By Rachel Rockwell
On March 15, 2021, the California Public Utilities Commission (CPUC), in cooperation with the California Energy Commission (CEC) and California Air Resources Board, released the first joint agency report and a summary document detailing the state’s path to a carbon-free electricity system by 2045. The plan was drafted as required by SB 100 (De León) (Chapter 312, Statutes of 2018), the state’s policy requiring that renewable and zero-carbon energy resources supply all-electric retail sales to customers by 2045. [see 24:1 CRLR 158–159] The report states the joint agencies held a series of public workshops to solicit comments on its scope, analysis, and process. The agencies also consulted with the California balancing authorities, which balance supply and demand and maintain electric frequency on the grid. Further, the agencies consulted with the Disadvantaged Communities Advisory Group for comments from representatives of disadvantaged communities who also advise the CEC and CPUC on energy equity issues.
The agencies determined that the 2045 goal while challenging, is feasible with significant investment in new and existing technologies and an increased build-up of clean energy projects. In addition to addressing climate change, the report stated SB 100 would benefit residents throughout the state in three key aspects: improving public health, advancing energy equity, and supporting a clean energy economy. Noting that the bill did not define “zero-carbon resources,” the joint agencies interpreted the phrase to mean energy resources that either qualify as “renewable” in the most recent Renewables Portfolio Standards (RPS) Eligibility Guidebook or generate zero greenhouse gas emissions on site.

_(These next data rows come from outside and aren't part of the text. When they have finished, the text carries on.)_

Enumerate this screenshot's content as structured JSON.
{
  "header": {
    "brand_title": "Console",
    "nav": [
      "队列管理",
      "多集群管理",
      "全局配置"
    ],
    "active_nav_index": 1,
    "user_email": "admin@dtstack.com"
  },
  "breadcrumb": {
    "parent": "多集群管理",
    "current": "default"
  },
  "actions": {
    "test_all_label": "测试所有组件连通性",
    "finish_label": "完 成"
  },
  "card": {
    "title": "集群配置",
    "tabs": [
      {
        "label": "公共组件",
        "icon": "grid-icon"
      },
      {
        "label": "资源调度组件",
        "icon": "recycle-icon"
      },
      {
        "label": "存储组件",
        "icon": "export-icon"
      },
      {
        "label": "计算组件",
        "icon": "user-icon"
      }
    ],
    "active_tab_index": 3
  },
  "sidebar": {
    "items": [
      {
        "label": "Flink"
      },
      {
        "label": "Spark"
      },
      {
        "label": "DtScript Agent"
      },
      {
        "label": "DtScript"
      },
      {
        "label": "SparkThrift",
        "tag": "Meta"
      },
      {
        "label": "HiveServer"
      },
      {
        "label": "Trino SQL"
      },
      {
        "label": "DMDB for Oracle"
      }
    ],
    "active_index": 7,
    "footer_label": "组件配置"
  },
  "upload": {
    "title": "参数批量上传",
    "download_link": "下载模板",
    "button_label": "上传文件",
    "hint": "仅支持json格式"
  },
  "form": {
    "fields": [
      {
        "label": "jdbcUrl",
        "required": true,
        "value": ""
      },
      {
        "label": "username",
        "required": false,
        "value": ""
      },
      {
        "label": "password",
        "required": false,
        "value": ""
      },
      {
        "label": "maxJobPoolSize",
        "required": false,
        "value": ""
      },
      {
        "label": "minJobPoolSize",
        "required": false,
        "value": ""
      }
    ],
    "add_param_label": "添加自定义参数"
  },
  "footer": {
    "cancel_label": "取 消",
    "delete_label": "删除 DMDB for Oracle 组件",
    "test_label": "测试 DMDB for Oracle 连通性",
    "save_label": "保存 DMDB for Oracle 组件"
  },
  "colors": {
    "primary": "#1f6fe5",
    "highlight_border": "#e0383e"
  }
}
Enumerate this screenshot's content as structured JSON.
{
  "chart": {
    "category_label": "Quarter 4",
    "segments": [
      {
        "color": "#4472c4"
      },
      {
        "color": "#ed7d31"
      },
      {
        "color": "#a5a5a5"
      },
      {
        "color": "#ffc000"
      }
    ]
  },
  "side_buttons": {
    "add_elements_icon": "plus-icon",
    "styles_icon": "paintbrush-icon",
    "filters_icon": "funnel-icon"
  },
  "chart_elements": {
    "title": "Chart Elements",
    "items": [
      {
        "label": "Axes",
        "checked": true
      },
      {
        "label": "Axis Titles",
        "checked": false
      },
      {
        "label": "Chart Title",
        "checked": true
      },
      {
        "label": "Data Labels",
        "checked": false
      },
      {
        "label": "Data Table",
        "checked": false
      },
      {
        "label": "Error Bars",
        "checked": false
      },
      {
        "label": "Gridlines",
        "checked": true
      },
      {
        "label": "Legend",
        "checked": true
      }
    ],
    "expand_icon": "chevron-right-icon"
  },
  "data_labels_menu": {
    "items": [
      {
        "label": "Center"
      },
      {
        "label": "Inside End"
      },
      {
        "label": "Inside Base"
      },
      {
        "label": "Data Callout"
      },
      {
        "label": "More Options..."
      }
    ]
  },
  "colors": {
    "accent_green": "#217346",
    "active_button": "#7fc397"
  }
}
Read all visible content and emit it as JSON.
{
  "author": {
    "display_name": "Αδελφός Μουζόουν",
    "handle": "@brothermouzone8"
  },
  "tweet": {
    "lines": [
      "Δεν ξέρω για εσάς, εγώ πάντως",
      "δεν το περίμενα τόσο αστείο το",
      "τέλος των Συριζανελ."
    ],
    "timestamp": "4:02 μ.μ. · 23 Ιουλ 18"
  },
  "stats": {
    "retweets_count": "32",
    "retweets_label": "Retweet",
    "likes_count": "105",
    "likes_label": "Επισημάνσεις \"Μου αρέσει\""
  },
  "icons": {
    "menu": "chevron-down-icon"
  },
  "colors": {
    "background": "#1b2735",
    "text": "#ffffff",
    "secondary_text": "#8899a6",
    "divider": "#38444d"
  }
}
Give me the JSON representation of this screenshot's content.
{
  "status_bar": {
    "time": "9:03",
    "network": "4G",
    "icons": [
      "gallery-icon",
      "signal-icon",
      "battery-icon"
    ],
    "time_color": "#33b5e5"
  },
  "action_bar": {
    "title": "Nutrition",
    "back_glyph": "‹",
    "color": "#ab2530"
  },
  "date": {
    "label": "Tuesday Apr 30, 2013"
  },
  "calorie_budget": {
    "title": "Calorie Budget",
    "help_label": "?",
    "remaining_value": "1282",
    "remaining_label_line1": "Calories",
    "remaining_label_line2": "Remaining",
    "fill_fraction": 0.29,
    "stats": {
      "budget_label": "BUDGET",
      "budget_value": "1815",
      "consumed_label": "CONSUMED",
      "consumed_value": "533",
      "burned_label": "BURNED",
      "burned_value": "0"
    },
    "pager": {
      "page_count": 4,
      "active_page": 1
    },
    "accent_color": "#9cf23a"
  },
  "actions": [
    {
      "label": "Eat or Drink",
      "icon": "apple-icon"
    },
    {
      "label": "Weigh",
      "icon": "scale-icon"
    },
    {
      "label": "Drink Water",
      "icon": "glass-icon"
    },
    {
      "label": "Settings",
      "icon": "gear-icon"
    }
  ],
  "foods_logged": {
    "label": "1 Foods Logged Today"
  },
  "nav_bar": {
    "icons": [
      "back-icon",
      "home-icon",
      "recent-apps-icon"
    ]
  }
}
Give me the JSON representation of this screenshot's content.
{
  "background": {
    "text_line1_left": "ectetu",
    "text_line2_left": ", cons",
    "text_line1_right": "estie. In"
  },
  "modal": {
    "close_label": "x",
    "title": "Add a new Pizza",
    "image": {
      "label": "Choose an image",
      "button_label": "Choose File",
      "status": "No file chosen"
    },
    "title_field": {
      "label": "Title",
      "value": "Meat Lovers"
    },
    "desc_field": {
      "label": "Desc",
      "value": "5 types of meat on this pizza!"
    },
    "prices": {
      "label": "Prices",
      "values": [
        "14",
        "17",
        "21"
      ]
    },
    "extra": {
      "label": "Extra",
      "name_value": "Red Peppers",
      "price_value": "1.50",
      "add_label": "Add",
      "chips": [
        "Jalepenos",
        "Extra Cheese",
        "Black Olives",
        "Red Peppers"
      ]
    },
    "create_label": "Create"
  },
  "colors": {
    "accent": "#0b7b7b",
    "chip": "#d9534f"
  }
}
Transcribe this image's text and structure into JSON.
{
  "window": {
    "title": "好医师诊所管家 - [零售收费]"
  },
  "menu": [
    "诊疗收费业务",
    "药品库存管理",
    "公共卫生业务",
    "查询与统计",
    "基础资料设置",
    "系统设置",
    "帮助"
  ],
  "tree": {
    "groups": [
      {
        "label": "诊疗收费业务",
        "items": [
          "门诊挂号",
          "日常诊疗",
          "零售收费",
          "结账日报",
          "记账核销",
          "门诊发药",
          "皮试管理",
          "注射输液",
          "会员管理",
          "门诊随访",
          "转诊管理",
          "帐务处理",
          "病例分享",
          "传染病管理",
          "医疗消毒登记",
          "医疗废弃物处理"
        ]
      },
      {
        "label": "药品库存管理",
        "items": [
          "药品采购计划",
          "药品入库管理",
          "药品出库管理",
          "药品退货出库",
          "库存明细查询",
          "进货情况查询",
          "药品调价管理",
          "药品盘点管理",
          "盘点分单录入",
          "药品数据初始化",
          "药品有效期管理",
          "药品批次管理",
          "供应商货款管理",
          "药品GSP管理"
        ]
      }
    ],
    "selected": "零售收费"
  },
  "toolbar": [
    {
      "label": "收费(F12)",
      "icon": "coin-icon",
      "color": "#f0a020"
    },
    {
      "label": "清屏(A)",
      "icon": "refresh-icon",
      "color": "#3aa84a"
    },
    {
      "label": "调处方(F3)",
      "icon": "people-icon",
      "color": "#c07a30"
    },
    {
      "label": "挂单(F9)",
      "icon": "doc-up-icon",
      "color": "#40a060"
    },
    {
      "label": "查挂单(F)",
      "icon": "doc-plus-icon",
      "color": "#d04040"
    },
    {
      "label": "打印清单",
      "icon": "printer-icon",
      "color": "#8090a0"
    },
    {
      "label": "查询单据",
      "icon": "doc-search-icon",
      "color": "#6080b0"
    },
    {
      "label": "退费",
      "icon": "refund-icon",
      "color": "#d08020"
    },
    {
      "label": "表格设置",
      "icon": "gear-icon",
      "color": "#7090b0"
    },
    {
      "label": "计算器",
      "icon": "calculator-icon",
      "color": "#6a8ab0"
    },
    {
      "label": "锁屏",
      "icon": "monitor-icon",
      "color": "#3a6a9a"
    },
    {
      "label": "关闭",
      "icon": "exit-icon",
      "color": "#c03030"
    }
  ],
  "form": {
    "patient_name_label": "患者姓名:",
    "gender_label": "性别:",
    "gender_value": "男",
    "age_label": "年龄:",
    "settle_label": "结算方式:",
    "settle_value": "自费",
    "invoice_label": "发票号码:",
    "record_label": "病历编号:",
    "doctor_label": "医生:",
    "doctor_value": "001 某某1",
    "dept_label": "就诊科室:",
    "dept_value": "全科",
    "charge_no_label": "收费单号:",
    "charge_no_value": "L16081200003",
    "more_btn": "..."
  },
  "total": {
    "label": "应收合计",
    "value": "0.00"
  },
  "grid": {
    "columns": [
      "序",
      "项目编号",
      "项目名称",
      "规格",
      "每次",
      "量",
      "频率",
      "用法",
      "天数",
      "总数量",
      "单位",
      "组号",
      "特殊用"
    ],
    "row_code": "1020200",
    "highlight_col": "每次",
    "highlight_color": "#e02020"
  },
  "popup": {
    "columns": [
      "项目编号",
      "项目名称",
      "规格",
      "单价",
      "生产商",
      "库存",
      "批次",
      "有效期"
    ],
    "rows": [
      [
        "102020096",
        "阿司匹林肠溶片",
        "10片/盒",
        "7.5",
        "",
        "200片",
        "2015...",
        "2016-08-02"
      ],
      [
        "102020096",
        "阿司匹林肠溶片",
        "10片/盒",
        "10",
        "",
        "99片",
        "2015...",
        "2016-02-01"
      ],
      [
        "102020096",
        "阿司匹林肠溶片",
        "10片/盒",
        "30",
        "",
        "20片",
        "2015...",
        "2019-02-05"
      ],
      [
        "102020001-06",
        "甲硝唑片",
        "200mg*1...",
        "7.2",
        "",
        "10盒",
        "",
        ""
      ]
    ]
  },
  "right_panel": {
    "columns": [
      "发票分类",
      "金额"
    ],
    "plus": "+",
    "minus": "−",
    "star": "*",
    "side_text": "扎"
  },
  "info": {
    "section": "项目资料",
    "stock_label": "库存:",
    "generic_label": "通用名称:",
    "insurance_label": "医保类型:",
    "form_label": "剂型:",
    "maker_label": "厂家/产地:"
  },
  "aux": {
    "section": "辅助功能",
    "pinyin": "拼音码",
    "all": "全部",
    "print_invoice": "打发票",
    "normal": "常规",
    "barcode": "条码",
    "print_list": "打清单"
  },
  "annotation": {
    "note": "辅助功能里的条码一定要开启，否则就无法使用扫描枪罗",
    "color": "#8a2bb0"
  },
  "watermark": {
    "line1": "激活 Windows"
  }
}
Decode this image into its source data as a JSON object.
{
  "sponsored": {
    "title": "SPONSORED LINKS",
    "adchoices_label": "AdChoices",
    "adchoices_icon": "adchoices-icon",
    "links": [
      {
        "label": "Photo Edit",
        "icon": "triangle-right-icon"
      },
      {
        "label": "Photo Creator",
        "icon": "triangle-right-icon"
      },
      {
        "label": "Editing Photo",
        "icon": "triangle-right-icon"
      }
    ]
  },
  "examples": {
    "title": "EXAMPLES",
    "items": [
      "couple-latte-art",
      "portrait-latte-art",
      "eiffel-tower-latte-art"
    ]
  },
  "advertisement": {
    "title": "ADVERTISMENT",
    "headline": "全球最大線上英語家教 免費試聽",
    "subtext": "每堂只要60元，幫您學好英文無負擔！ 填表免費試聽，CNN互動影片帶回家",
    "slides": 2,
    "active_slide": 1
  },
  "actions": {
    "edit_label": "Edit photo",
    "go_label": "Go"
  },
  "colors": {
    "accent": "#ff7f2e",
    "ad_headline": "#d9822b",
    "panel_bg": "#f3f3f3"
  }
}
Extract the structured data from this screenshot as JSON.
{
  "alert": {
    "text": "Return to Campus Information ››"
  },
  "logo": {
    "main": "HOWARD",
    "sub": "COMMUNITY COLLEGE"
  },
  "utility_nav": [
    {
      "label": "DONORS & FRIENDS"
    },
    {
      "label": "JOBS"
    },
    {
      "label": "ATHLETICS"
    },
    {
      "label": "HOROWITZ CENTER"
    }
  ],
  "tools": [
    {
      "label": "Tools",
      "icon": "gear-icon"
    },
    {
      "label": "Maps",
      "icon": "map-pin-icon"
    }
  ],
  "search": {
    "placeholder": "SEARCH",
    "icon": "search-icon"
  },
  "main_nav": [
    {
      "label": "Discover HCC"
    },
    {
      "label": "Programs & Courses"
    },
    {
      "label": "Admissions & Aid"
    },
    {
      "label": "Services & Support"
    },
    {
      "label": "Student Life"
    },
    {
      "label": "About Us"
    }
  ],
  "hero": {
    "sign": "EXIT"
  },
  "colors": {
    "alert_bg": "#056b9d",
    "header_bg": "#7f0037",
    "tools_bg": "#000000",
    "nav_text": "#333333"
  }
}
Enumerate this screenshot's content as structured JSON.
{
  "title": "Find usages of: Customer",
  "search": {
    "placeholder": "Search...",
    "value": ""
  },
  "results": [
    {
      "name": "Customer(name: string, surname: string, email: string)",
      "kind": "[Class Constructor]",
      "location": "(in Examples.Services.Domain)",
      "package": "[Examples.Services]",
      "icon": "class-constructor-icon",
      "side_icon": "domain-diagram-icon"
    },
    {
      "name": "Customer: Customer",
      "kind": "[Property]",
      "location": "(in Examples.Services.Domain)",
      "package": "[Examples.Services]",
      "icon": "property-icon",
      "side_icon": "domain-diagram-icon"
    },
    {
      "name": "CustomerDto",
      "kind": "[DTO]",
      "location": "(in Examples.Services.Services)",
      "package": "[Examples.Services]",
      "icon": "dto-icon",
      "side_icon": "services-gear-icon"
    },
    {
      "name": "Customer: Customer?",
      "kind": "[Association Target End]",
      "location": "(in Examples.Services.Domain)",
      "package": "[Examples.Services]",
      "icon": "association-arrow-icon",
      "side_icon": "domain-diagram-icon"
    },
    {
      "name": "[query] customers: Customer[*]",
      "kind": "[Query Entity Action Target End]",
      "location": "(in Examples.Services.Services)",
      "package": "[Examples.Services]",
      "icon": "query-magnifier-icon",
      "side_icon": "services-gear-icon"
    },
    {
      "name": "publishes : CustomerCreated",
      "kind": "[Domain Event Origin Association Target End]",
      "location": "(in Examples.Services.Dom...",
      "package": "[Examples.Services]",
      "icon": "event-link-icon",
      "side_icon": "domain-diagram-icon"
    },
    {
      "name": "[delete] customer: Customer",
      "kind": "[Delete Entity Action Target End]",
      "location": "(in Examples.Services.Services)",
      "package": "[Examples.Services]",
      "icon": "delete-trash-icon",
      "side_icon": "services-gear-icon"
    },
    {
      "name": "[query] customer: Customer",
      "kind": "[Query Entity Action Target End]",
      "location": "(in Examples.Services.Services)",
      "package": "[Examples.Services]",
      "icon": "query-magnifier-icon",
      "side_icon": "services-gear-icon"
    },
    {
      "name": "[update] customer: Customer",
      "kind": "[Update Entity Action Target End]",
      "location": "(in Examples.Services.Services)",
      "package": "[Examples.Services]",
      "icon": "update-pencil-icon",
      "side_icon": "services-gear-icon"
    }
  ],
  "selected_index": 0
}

The report considered various implementation pathways and their estimated resource requirements and cost impacts. One such scenario, termed the SB 100 Core scenario, predicted the results of the pathway that is consistent with the joint agencies’ interpretation of the statute and included only commercialized technologies with publicly available cost and performance data. This scenario showed a tripling of generation resources relative to today’s installed capacity. A nearly $4.5 billion additional annual total resource cost in 2045 would be required to meet the bill’s goal. The report also generally suggested that the total resource cost of achieving SB 100 is six percent higher than a sixty percent RPS future in 2045. The agencies identified innovation in zero-carbon technologies and load flexibility, and energy storage development as avenues for cost reductions. However, the report noted record-setting build rates would ultimately be required to meet the bill’s goals.
SB 100 requires the agencies to submit a new report every four years. The agencies’ next steps for analysis include inquiries into reliability, emerging technologies and innovation, land-use and environmental impacts, and non-energy benefits and social costs.